• Oui mon commandant, Luna Parc an artist talk by Yoyo Gonthier.
• Christopher Cozier, artist talk
• Rentyhorn +(T)RACES OF LOUIS AGASSIZ - an artist talk by Sasha Huber.(film 4:30 min)
• Di Real Big Man and other works by Ebony G. Patterson.
Spaces for Art & Literature
Could intercultural input be a way to open up for new interpretations and stimulate and connect to new audiences? Can Scandinavian art institutions be inspired by other practices in different settings and contexts – and do they have a responsibility towards representing the complexity of the world and to keep transforming and developing their research and practices? Do they need to challenge current concepts of nationality, funding practices, democratic inclusiveness of audiences, and what about thought experiments and discussions on how extended and massive working with intercultural issues needs to be? Can we bring in international expertise within our art institutions as a general practice? How can international curators, festival directors, and museum workers revamp, re-mobilize, and rethink new ways of approaching dominant systems in Scandinavia?

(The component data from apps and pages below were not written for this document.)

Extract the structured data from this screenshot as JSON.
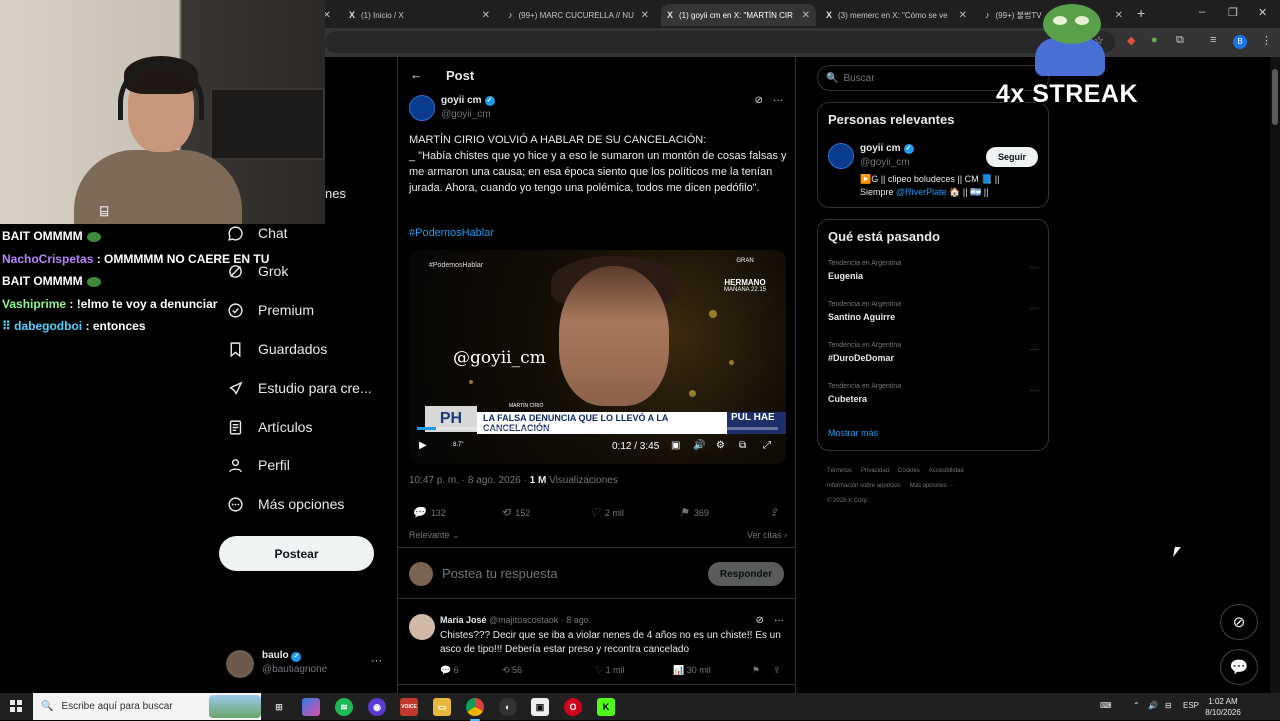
{
  "browser": {
    "tabs": [
      {
        "label": "(1) Inicio / X",
        "favicon": "x-logo"
      },
      {
        "label": "(99+) MARC CUCURELLA // NU",
        "favicon": "tiktok-logo"
      },
      {
        "label": "(1) goyii cm en X: \"MARTÍN CIR",
        "favicon": "x-logo",
        "active": true
      },
      {
        "label": "(3) memerc en X: \"Cómo se ve",
        "favicon": "x-logo"
      },
      {
        "label": "(99+) 불법TV",
        "favicon": "tiktok-logo"
      }
    ],
    "new_tab": "+",
    "window_controls": {
      "minimize": "–",
      "maximize": "❐",
      "close": "✕"
    },
    "profile_initial": "B"
  },
  "stream_overlay": {
    "chat": [
      {
        "user": "",
        "text": "BAIT OMMMM",
        "emote": true
      },
      {
        "user": "NachoCrispetas",
        "text": ": OMMMMM NO CAERE EN TU"
      },
      {
        "user": "",
        "text": "BAIT OMMMM",
        "emote": true
      },
      {
        "user": "Vashiprime",
        "text": ": !elmo te voy a denunciar"
      },
      {
        "user": "dabegodboi",
        "text": ": entonces",
        "badge": "⠿"
      }
    ],
    "streak": "4x STREAK",
    "partial_nav_text": "nes"
  },
  "sidebar": {
    "items": [
      {
        "label": "Chat",
        "icon": "chat-icon"
      },
      {
        "label": "Grok",
        "icon": "grok-icon"
      },
      {
        "label": "Premium",
        "icon": "premium-icon"
      },
      {
        "label": "Guardados",
        "icon": "bookmark-icon"
      },
      {
        "label": "Estudio para cre...",
        "icon": "rocket-icon"
      },
      {
        "label": "Artículos",
        "icon": "article-icon"
      },
      {
        "label": "Perfil",
        "icon": "person-icon"
      },
      {
        "label": "Más opciones",
        "icon": "more-circle-icon"
      }
    ],
    "post_button": "Postear",
    "account": {
      "name": "baulo",
      "handle": "@bautiagnone",
      "more": "···"
    }
  },
  "post": {
    "header_title": "Post",
    "author": {
      "name": "goyii cm",
      "handle": "@goyii_cm"
    },
    "text": "MARTÍN CIRIO VOLVIÓ A HABLAR DE SU CANCELACIÓN:\n_ \"Había chistes que yo hice y a eso le sumaron un montón de cosas falsas y me armaron una causa; en esa época siento que los políticos me la tenían jurada. Ahora, cuando yo tengo una polémica, todos me dicen pedófilo\".",
    "hashtag": "#PodemosHablar",
    "video": {
      "corner_tag": "#PodemosHablar",
      "watermark": "@goyii_cm",
      "channel_top": "GRAN",
      "channel_name": "HERMANO",
      "channel_sub": "MAÑANA 22.15",
      "ph_logo": "PH",
      "lower_name": "MARTÍN CIRIO",
      "lower_third": "LA FALSA DENUNCIA QUE LO LLEVÓ A LA CANCELACIÓN",
      "lower_right": "PUL HAE",
      "time": "0:12 / 3:45",
      "progress": 0.053,
      "small_label": "8.7\""
    },
    "timestamp": "10:47 p. m. · 8 ago. 2026 ·",
    "views_count": "1 M",
    "views_label": "Visualizaciones",
    "stats": {
      "replies": "132",
      "reposts": "152",
      "likes": "2 mil",
      "bookmarks": "369"
    },
    "sort_label": "Relevante",
    "quotes_label": "Ver citas",
    "reply_placeholder": "Postea tu respuesta",
    "reply_button": "Responder"
  },
  "replies": [
    {
      "name": "María José",
      "handle": "@majitoacostaok · 8 ago.",
      "text": "Chistes??? Decir que se iba a violar nenes de 4 años no es un chiste!! Es un asco de tipo!!! Debería estar preso y recontra cancelado",
      "replies": "6",
      "reposts": "56",
      "likes": "1 mil",
      "views": "30 mil"
    }
  ],
  "right": {
    "search_placeholder": "Buscar",
    "relevant_title": "Personas relevantes",
    "relevant_person": {
      "name": "goyii cm",
      "handle": "@goyii_cm",
      "follow": "Seguir",
      "bio_a": "▶️G || clipeo boludeces || CM 📘 ||",
      "bio_b": "Siempre",
      "bio_mention": "@RiverPlate",
      "bio_c": "🏠 || 🇦🇷 ||"
    },
    "trends_title": "Qué está pasando",
    "trends": [
      {
        "context": "Tendencia en Argentina",
        "topic": "Eugenia"
      },
      {
        "context": "Tendencia en Argentina",
        "topic": "Santino Aguirre"
      },
      {
        "context": "Tendencia en Argentina",
        "topic": "#DuroDeDomar"
      },
      {
        "context": "Tendencia en Argentina",
        "topic": "Cubetera"
      }
    ],
    "show_more": "Mostrar más",
    "footer": [
      "Términos",
      "Privacidad",
      "Cookies",
      "Accesibilidad",
      "Información sobre anuncios",
      "Más opciones ···",
      "© 2026 X Corp."
    ]
  },
  "taskbar": {
    "search_placeholder": "Escribe aquí para buscar",
    "language": "ESP",
    "time": "1:02 AM",
    "date": "8/10/2026"
  },
  "colors": {
    "accent": "#1d9bf0",
    "background": "#000000",
    "border": "#2f3336",
    "muted": "#71767b"
  }
}
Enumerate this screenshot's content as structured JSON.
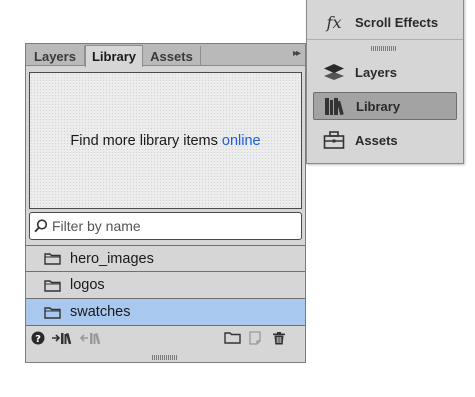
{
  "side_menu": {
    "items": [
      {
        "label": "Scroll Effects",
        "icon": "fx-icon",
        "active": false
      },
      {
        "label": "Layers",
        "icon": "layers-icon",
        "active": false
      },
      {
        "label": "Library",
        "icon": "library-icon",
        "active": true
      },
      {
        "label": "Assets",
        "icon": "briefcase-icon",
        "active": false
      }
    ],
    "fx_glyph": "fx"
  },
  "panel": {
    "tabs": [
      {
        "label": "Layers",
        "active": false
      },
      {
        "label": "Library",
        "active": true
      },
      {
        "label": "Assets",
        "active": false
      }
    ],
    "collapse_glyph": "▸▸",
    "preview": {
      "text": "Find more library items",
      "link": "online"
    },
    "filter": {
      "placeholder": "Filter by name",
      "value": ""
    },
    "folders": [
      {
        "name": "hero_images",
        "selected": false
      },
      {
        "name": "logos",
        "selected": false
      },
      {
        "name": "swatches",
        "selected": true
      }
    ],
    "selection_color": "#a9c8ef",
    "link_color": "#1f5fd6",
    "bottom_icons": [
      "help-icon",
      "import-icon",
      "export-icon",
      "new-folder-icon",
      "new-item-icon",
      "trash-icon"
    ]
  }
}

• Alice Yard in Trinidad by curator and co-director Christopher Cozier.
• Instituto Buena Bista, Curaçao Center for Contemporary Art & ‘Who More Sci-Fi Than US’ by curator Nancy Hoffman.
•Freedom Park by heritage manager of Freedom Park Ramzie Abrahams.
• The artists collaborative 3 Collect by curator and visual artist James Muriuki.
• The International Institute for the Inclusive Museum by professor and executive director Amaraswar Galla.
• Joint discussion spaces and practices for art and literature including program director of the Trinidad and Tobago’s literary festival Nicholas Laughlin & heritage manager of Freedom Park Ramzie Abrahams. Moderated by Artist Yvette Brackman.
BAT SEMINAR SCHEDULE
9.30 AM Registration
10 AM Greetings and welcome in the Documentary Room of Karen Blixen
10.15–10:30 Carlos Moore
10:30-10.40 Yvette Brackman
10.40 -10.50 Nicholas Laughlin
10:50-11.00 Summary of the Independent politics workshop group
11:00– 11.10 Moving Indoors to the Boganis hall
11.10 – 11.20 Noufel Bouzeboudja
11.20 – 11.35 Daniel Dawson
11.35 – 12:00 Florent Coauo-Zotti and Joseph Adande
12.00 – 12.15 Britt Kramvig
12.20 – 13.00 Lunch in the Café and Garden
13.00 – 13.15 Ery Camara in the Boganis Hall
13.15 – 13.30 Charl Landvreugd
13.20 – 13.40 Divine Spirits Sum up and Discussion
13.40 – 14.10 Coffee break in the garden
14.10 – 15.20 Artist talks by Yo-Yo Gonthier, Christopher Cozier, Ebony G Patterson, Sasha Huber, in the
15.20 – 15.35 Alice’s Yard
15:35- 15:45 Freedom Park
15.45 -16:00 James Muriuki/3 Collect
16:00 – 16.15 Nancy Hoffman
16:15 – 16. 20 Moving to the Documentary Room
16.15 – 16.45 Joint discussions of Artistic and Literary Platforms
16.45 – 17.00 Sum up and thanks.
17.00 – 19.00 Networking